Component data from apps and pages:
+===+

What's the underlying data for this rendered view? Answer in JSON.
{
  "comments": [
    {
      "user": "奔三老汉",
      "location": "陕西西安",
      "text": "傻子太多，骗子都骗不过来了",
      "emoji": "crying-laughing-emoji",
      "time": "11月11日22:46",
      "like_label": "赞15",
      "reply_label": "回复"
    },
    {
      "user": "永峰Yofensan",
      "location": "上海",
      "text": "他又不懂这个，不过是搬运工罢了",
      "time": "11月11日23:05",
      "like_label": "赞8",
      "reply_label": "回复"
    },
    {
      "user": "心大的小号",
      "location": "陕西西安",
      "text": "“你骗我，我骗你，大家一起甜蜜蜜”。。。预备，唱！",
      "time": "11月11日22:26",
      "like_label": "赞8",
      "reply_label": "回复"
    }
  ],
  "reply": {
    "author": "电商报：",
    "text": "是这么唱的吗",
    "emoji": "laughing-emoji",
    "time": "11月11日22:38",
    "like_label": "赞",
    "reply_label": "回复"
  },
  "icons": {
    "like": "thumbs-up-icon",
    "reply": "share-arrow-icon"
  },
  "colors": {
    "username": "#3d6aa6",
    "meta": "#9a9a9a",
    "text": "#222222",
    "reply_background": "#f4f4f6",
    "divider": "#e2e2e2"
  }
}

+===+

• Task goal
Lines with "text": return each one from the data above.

• Solution
      "text": "傻子太多，骗子都骗不过来了",
      "text": "他又不懂这个，不过是搬运工罢了",
      "text": "“你骗我，我骗你，大家一起甜蜜蜜”。。。预备，唱！",
    "text": "是这么唱的吗",
    "text": "#222222",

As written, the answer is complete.